I talk regularly with my colleagues about our role as teachers in civic duty or political engagement. There’s fear that teachers are not professional enough to handle the responsibility of engaging these topics in the classroom without personal bias or systemic indoctrination. I’m inclined to agree.

I see it as our responsibility to develop our students towards stronger critical thinking. And what that means practically depends on the culture of your student body and community. And then to challenge those starting point beliefs.

To develop critical thinking means to move students away from the acceptance of dogma as truth and towards participation in beliefs through commitment. The result is that students who leave discussion in opposition or in agreement will be more capable of living those beliefs. They aren’t just words spouted in response to situations, learned from parents and peers and role models; they are convictions that motivate actions consistent with the beliefs.

And thus, the role of teacher is to be interlocutor regardless of personal position.
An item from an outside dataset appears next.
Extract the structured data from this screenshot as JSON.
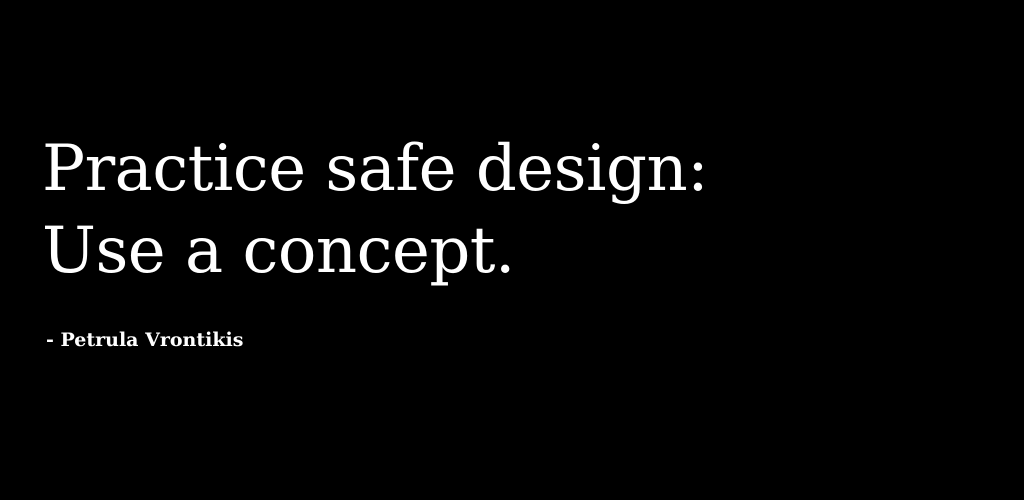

It does our students—and our society—no benefit to transition them from believing in one dogma to believing in another.

This is a tall task for passionate teachers. Those who have the boldness to be interested in engaging these topics are likely to believe strongly in their convictions. Trusting it is ok for students to think differently than that may feel like a loss in the classroom. What's a teacher to do?    


1. Find historic comparisons

A little separation from the present can give the opportunity to learn context for students, as well as see how our ideas change or return over time. If students want to discuss politics of the present about #MeToo or Trump, then I would take them to the 70s: Women's Liberation or Reagan's defeat of Carter. These conversations will still be passionate, but they can help with practice with the benefit of perspective.

2. Question like Socrates

I read a wonderful essay about the different roles Socrates played as teacher in Plato's writings. While all of them could be useful, one that seems particularly appropriate to this task is the analogy to a midwife. The midwife does not give birth, but has great skill in assisting the mother to do so. Similarly, the questioner may not know what the answer to a question is, nor are they looking for it from their own mind—they are skilled at drawing out the ideas of the student. Identify what goal is sought in discussion and allow that to be the focus; thus it will rarely be that students need to think a certain opinion or know what the teacher thinks for the goal to be accomplished.

The primary activity of the teacher in this role is as listener. It takes especially good listening to ask appropriate questions which lead students to question their own claims and justifications. Not because we wish for them to arrive at a certain idea—we want them to have this ability as they continue to think through ideas individually in their lives as citizens.

There’s a trade off for relationship development. Knowledge of one another is important for developing human relationships, so too much distance can cut against many of the goals in the classroom. As teachers, we need to be skilled questioners and listeners to draw out what our students know and think; we also need to share some of who we are so relationships can exist—each without ruining the other. This is an interesting balance I’m still trying to figure out.